As of 2013, well-educated, globally travelled, socially upstanding Turkish citizens, will find no irony in informing me that “I’m making life hard for myself” and in turn it’s this type of attitude, that you’re unnecessarily forcing your religion “out there” that means a former employer will offer me a job teaching children only to immediately, apologetically, withdraw the offer once they learn I now wear hijab, because they know the parents who can afford the fees for their schools will not see past the cloth on my head: Here, in Turkey, my qualifications, experience, and indeed person are irrelevant. That this applies so decisively to the higher quality schools with certified native speaking teachers is a scary indication of the attitudes represented by (many of) the people dominating Turkey’s forward-striding class; one which, were I not letting the side down with the whole out there muslim thing, my foreign status, coupled with the qualifications I’m now told are worthless, would allow me a foothold right into their midst. Ah irony, you bite me in the ass again.
Iznik lake is itself a delightful feature and a focal point for leisurely walks,dainty picnics and family fun, but it’s also the surrounding valleys, overflowing with greens and purples from heather and trees which add a quality to the area making it the perfect British-Turkish blend for countryside living. All this beauty provides a fantastic backdrop for simple canvassed photos of our children as they adventure in exploring their days; but again, as behind the kaleidoscope of head-height colour as you follow the crowds through Istanbul’s bustling busy streets at weekends, what you don’t see here is hidden behind the lens.
You don’t see how everyday before I let the boys loose at the water’s edge I scour the shores for broken glass from disguarded bottles, empty plastic containers from those everyday picnics and general leftover waste, nor do you see M’s thumb pouring with blood from a piece of glass I’d missed that day.

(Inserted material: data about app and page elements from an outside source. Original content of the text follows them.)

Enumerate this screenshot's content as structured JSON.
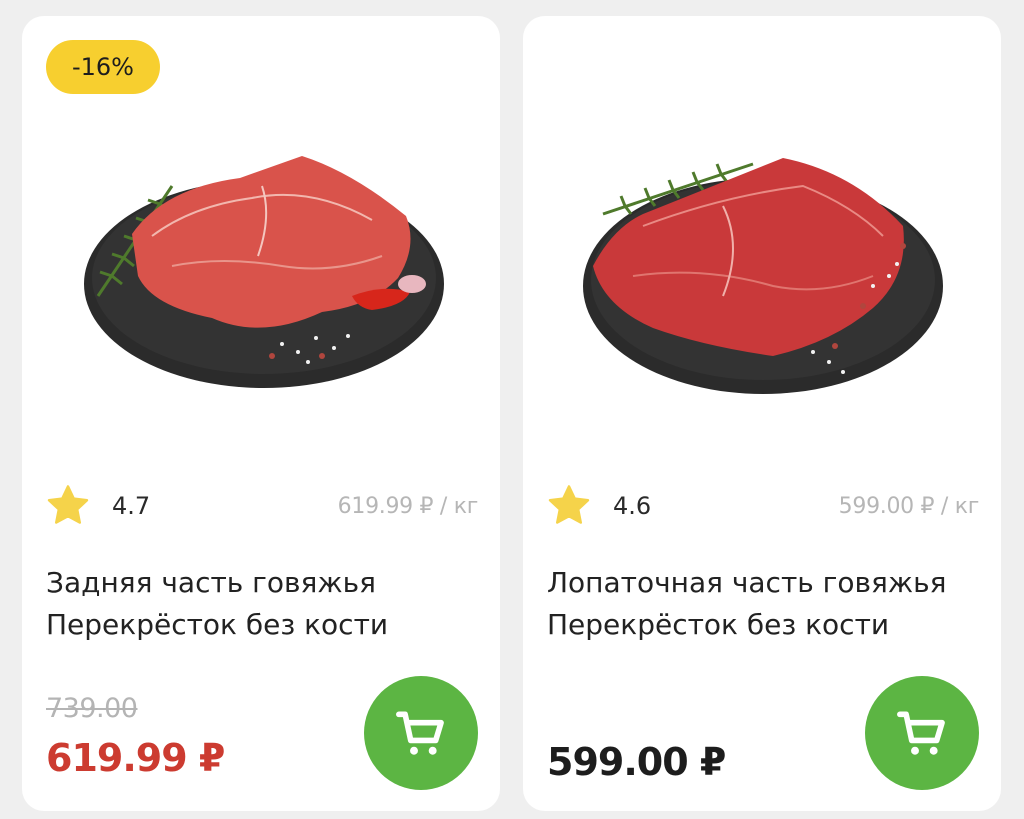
{
  "currency_sign": "₽",
  "colors": {
    "accent_green": "#5cb543",
    "badge_yellow": "#f7cf2f",
    "sale_red": "#cc3b30",
    "star_yellow": "#f5d34a"
  },
  "products": [
    {
      "badge": "-16%",
      "image_icon": "beef-steak-on-slate",
      "rating": "4.7",
      "unit_price": "619.99 ₽ / кг",
      "name_line1": "Задняя часть говяжья",
      "name_line2": "Перекрёсток без кости",
      "old_price": "739.00",
      "price": "619.99 ₽",
      "cart_icon": "cart-icon"
    },
    {
      "badge": null,
      "image_icon": "beef-steak-on-slate",
      "rating": "4.6",
      "unit_price": "599.00 ₽ / кг",
      "name_line1": "Лопаточная часть говяжья",
      "name_line2": "Перекрёсток без кости",
      "old_price": null,
      "price": "599.00 ₽",
      "cart_icon": "cart-icon"
    }
  ]
}
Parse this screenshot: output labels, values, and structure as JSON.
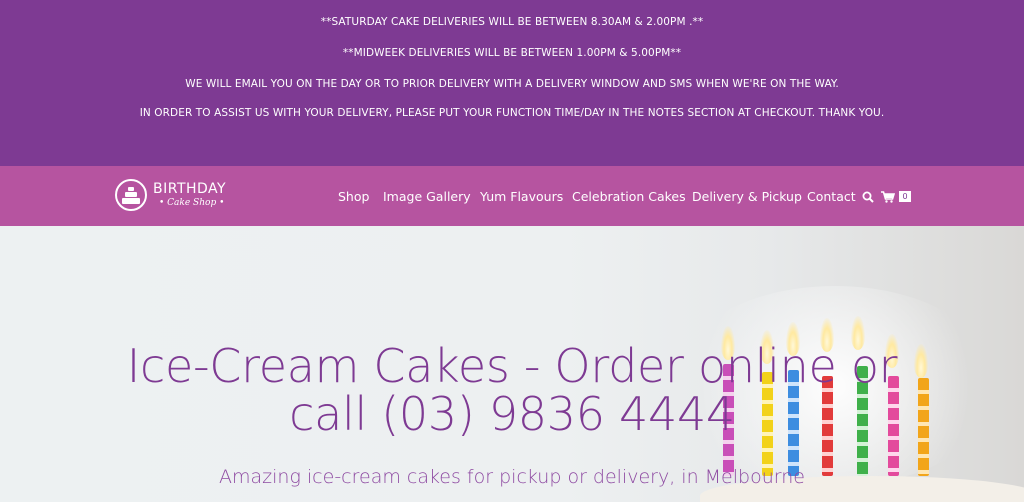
{
  "notices": [
    "**SATURDAY CAKE DELIVERIES WILL BE BETWEEN 8.30AM & 2.00PM .**",
    "**MIDWEEK DELIVERIES WILL BE BETWEEN 1.00PM & 5.00PM**",
    "WE WILL EMAIL YOU ON THE DAY OR TO PRIOR DELIVERY WITH A DELIVERY WINDOW AND SMS WHEN WE'RE ON THE WAY.",
    "IN ORDER TO ASSIST US WITH YOUR DELIVERY, PLEASE PUT YOUR FUNCTION TIME/DAY IN THE NOTES SECTION AT CHECKOUT. THANK YOU."
  ],
  "logo": {
    "title": "BIRTHDAY",
    "subtitle": "• Cake Shop •",
    "icon": "cake-icon"
  },
  "nav": {
    "items": [
      {
        "label": "Shop"
      },
      {
        "label": "Image Gallery"
      },
      {
        "label": "Yum Flavours"
      },
      {
        "label": "Celebration Cakes"
      },
      {
        "label": "Delivery & Pickup"
      },
      {
        "label": "Contact"
      }
    ],
    "search_icon": "search-icon",
    "cart_icon": "cart-icon",
    "cart_count": "0"
  },
  "hero": {
    "title_line1": "Ice-Cream Cakes - Order online or",
    "title_line2": "call (03) 9836 4444",
    "subtitle": "Amazing ice-cream cakes for pickup or delivery, in Melbourne"
  },
  "colors": {
    "notice_bg": "#7e3a93",
    "nav_bg": "#b654a0",
    "accent_text": "#7e3a93"
  }
}
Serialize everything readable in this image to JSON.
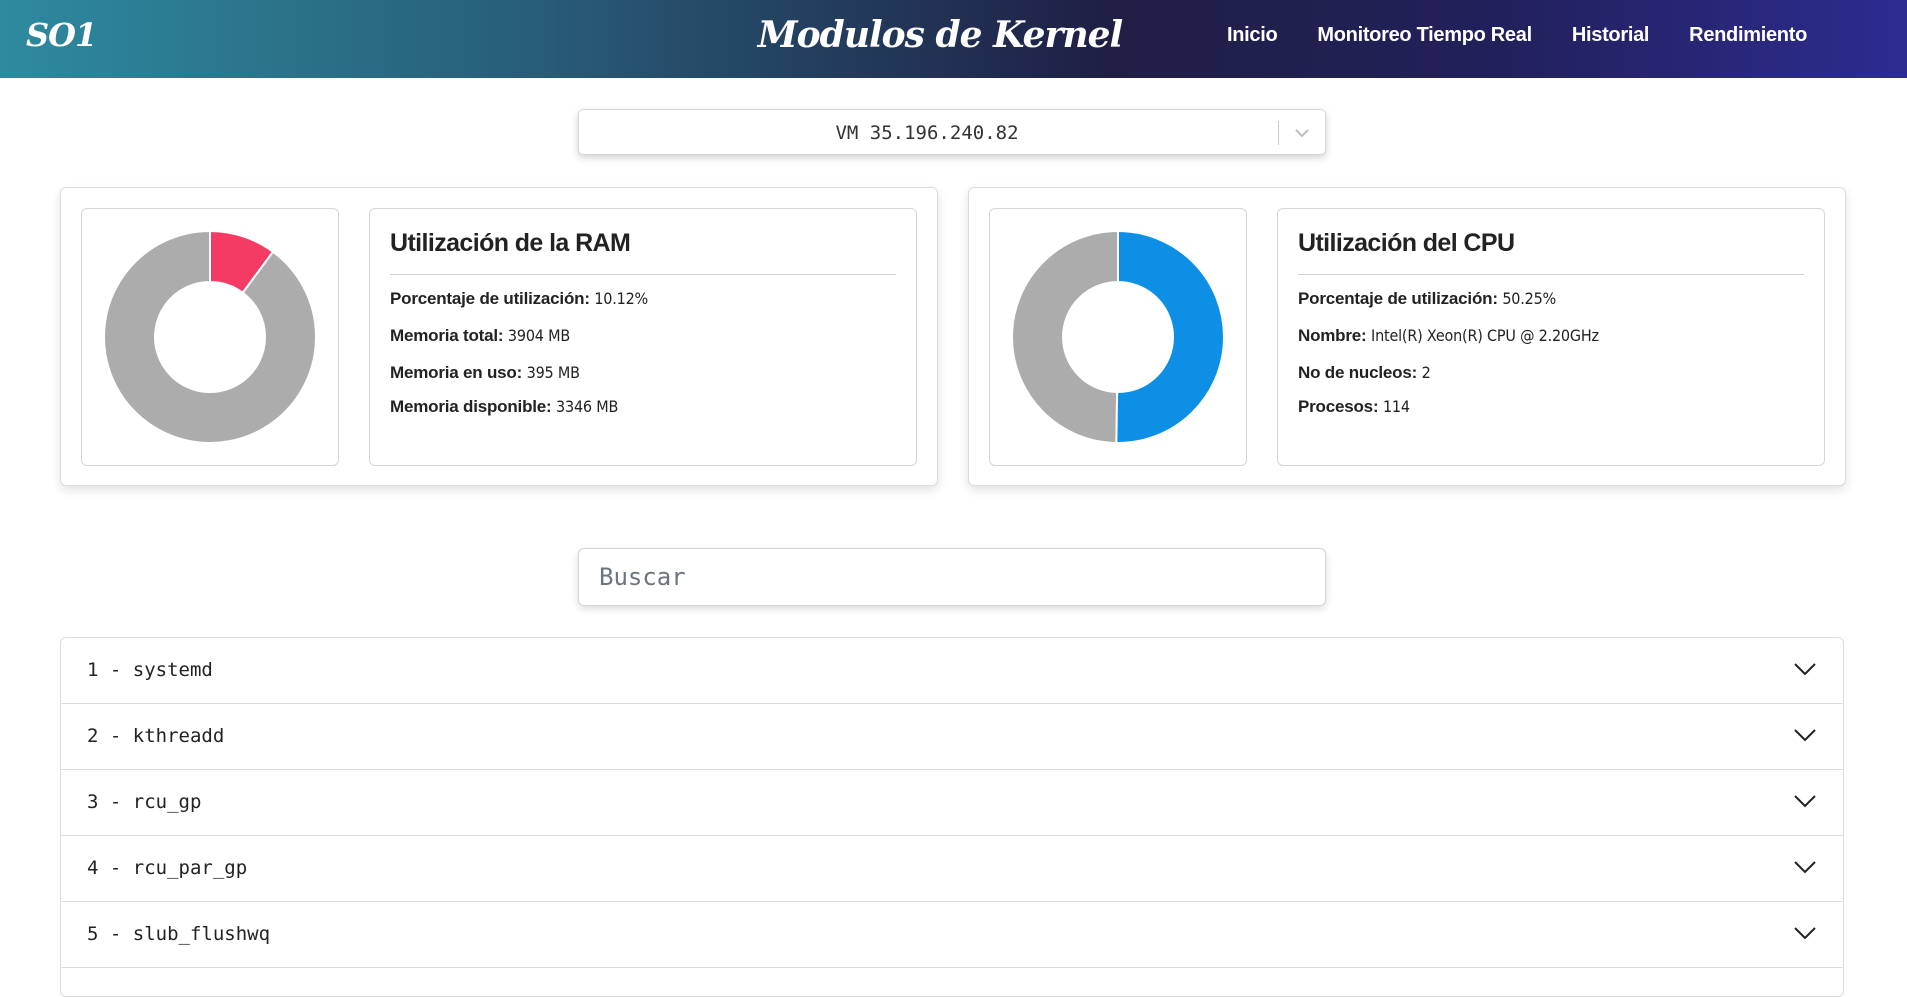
{
  "header": {
    "brand": "SO1",
    "title": "Modulos de Kernel",
    "nav": [
      {
        "label": "Inicio"
      },
      {
        "label": "Monitoreo Tiempo Real"
      },
      {
        "label": "Historial"
      },
      {
        "label": "Rendimiento"
      }
    ]
  },
  "vm_select": {
    "value": "VM 35.196.240.82",
    "icon": "chevron-down-icon"
  },
  "ram": {
    "title": "Utilización de la RAM",
    "percent_label": "Porcentaje de utilización:",
    "percent_value": "10.12%",
    "total_label": "Memoria total:",
    "total_value": "3904 MB",
    "used_label": "Memoria en uso:",
    "used_value": "395 MB",
    "available_label": "Memoria disponible:",
    "available_value": "3346 MB",
    "chart": {
      "used_fraction": 0.1012,
      "used_color": "#f43b64",
      "free_color": "#acacac"
    }
  },
  "cpu": {
    "title": "Utilización del CPU",
    "percent_label": "Porcentaje de utilización:",
    "percent_value": "50.25%",
    "name_label": "Nombre:",
    "name_value": "Intel(R) Xeon(R) CPU @ 2.20GHz",
    "cores_label": "No de nucleos:",
    "cores_value": "2",
    "processes_label": "Procesos:",
    "processes_value": "114",
    "chart": {
      "used_fraction": 0.5025,
      "used_color": "#0d8fe6",
      "free_color": "#acacac"
    }
  },
  "search": {
    "placeholder": "Buscar"
  },
  "processes": [
    {
      "label": "1 - systemd"
    },
    {
      "label": "2 - kthreadd"
    },
    {
      "label": "3 - rcu_gp"
    },
    {
      "label": "4 - rcu_par_gp"
    },
    {
      "label": "5 - slub_flushwq"
    }
  ]
}
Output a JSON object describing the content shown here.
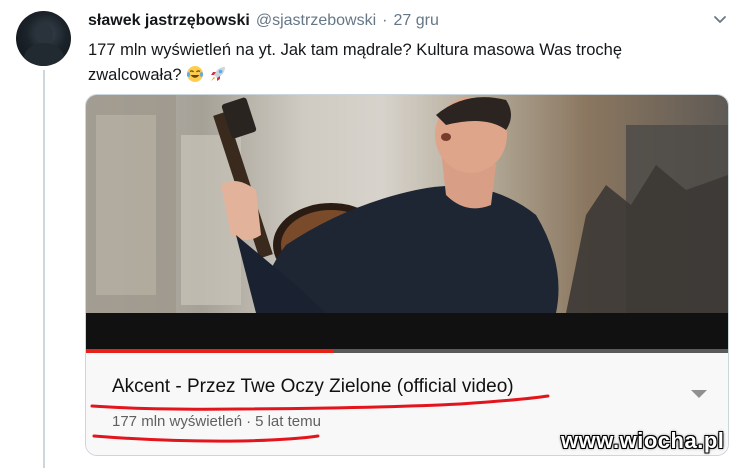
{
  "tweet": {
    "author": {
      "display_name": "sławek jastrzębowski",
      "handle": "@sjastrzebowski",
      "separator": "·",
      "date": "27 gru"
    },
    "text_line1": "177 mln wyświetleń na yt. Jak tam mądrale? Kultura masowa Was trochę",
    "text_line2": "zwalcowała?",
    "emojis": [
      "tears-of-joy-emoji",
      "rocket-emoji"
    ],
    "menu_icon": "chevron-down-icon"
  },
  "video_card": {
    "title": "Akcent - Przez Twe Oczy Zielone (official video)",
    "views": "177 mln wyświetleń",
    "meta_separator": "·",
    "age": "5 lat temu",
    "progress": 0.385,
    "expand_icon": "triangle-down-icon",
    "colors": {
      "progress": "#e62117",
      "annotation": "#e3141c"
    }
  },
  "watermark": "www.wiocha.pl"
}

Thankfully, the cut wasn’t that deep, the glass was (it seems, inshAllah) relatively sterile and his finger, like my pride, quickly heals.
M & T,
If you’re reading and understanding these words you’ll already have heard much of what’s here said, though I pray by the time you’re old enough to understand there’ll be little of this to experience. Nonetheless, no matter how the political landscape may change or what the views of society reflect, you need to understand that life is rarely the picture it seems – it’s up to us, darling boys, to tint the lens for our frames. Just don’t forget that though we look for beauty in this world, it’s just as important now and then to look beyond the pretty.